Task requirements → Take each line from the material below that includes the string "icon" and copy it.

Data →
──────────────────────────────

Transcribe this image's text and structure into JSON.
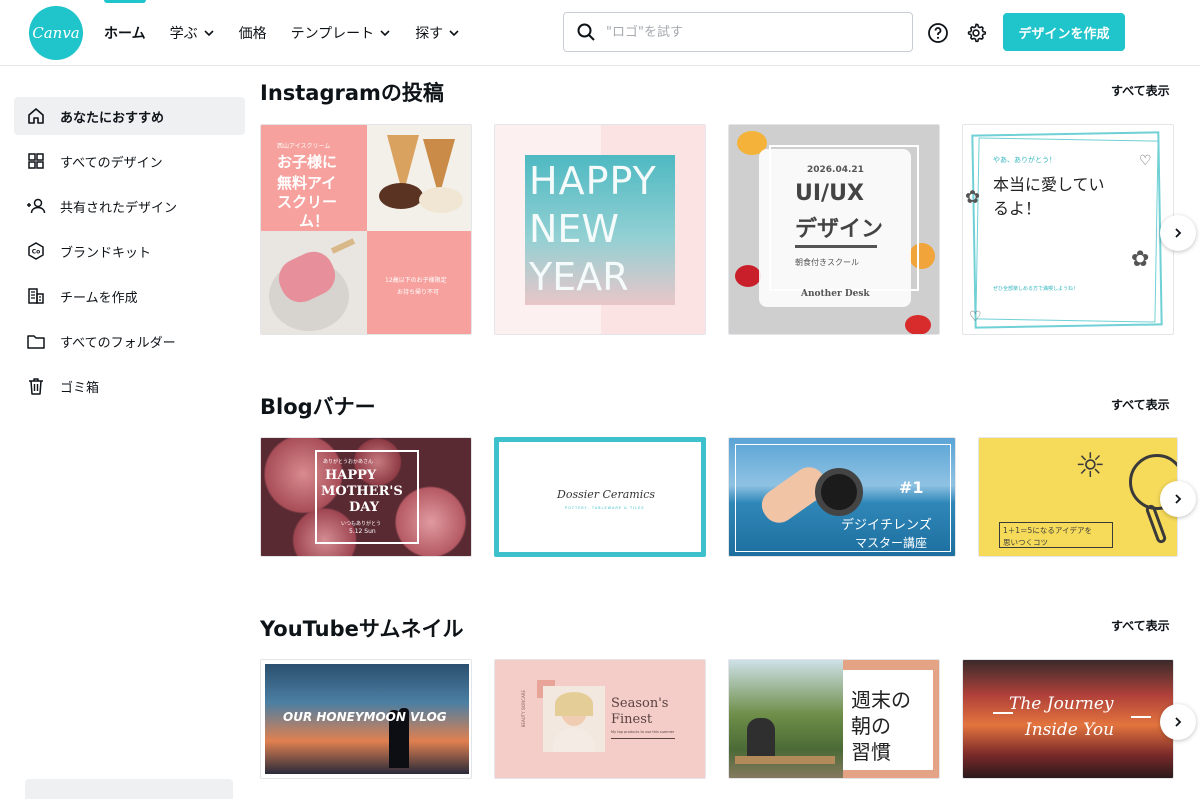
{
  "header": {
    "logo_text": "Canva",
    "nav": [
      {
        "label": "ホーム",
        "dropdown": false
      },
      {
        "label": "学ぶ",
        "dropdown": true
      },
      {
        "label": "価格",
        "dropdown": false
      },
      {
        "label": "テンプレート",
        "dropdown": true
      },
      {
        "label": "探す",
        "dropdown": true
      }
    ],
    "search_placeholder": "\"ロゴ\"を試す",
    "create_button": "デザインを作成",
    "accent_color": "#20c4cb"
  },
  "sidebar": {
    "items": [
      {
        "label": "あなたにおすすめ",
        "icon": "home-icon",
        "active": true
      },
      {
        "label": "すべてのデザイン",
        "icon": "grid-icon",
        "active": false
      },
      {
        "label": "共有されたデザイン",
        "icon": "shared-users-icon",
        "active": false
      },
      {
        "label": "ブランドキット",
        "icon": "brand-kit-icon",
        "active": false
      },
      {
        "label": "チームを作成",
        "icon": "team-building-icon",
        "active": false
      },
      {
        "label": "すべてのフォルダー",
        "icon": "folder-icon",
        "active": false
      },
      {
        "label": "ゴミ箱",
        "icon": "trash-icon",
        "active": false
      }
    ]
  },
  "sections": [
    {
      "title": "Instagramの投稿",
      "see_all": "すべて表示",
      "cards": [
        {
          "texts": [
            "西山アイスクリーム",
            "お子様に",
            "無料アイ",
            "スクリー",
            "ム！",
            "12歳以下のお子様限定",
            "お持ち帰り不可"
          ]
        },
        {
          "texts": [
            "HAPPY",
            "NEW",
            "YEAR"
          ]
        },
        {
          "texts": [
            "2026.04.21",
            "UI/UX",
            "デザイン",
            "朝食付きスクール",
            "Another Desk"
          ]
        },
        {
          "texts": [
            "やあ、ありがとう！",
            "本当に愛してい",
            "るよ！",
            "ぜひ全部楽しめる方で満喫しようね！"
          ]
        }
      ]
    },
    {
      "title": "Blogバナー",
      "see_all": "すべて表示",
      "cards": [
        {
          "texts": [
            "ありがとうおかあさん",
            "HAPPY",
            "MOTHER'S",
            "DAY",
            "いつもありがとう",
            "5.12 Sun"
          ]
        },
        {
          "texts": [
            "Dossier Ceramics",
            "POTTERY, TABLEWARE & TILES"
          ]
        },
        {
          "texts": [
            "#1",
            "デジイチレンズ",
            "マスター講座"
          ]
        },
        {
          "texts": [
            "1＋1＝5になるアイデアを",
            "思いつくコツ"
          ]
        }
      ]
    },
    {
      "title": "YouTubeサムネイル",
      "see_all": "すべて表示",
      "cards": [
        {
          "texts": [
            "OUR HONEYMOON VLOG"
          ]
        },
        {
          "texts": [
            "BEAUTY SKINCARE",
            "Season's",
            "Finest",
            "My top products to use this summer"
          ]
        },
        {
          "texts": [
            "週末の",
            "朝の",
            "習慣"
          ]
        },
        {
          "texts": [
            "The Journey",
            "Inside You"
          ]
        }
      ]
    }
  ]
}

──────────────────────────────

Problem solution →
        "icon": "home-icon",
        "icon": "grid-icon",
        "icon": "shared-users-icon",
        "icon": "brand-kit-icon",
        "icon": "team-building-icon",
        "icon": "folder-icon",
        "icon": "trash-icon",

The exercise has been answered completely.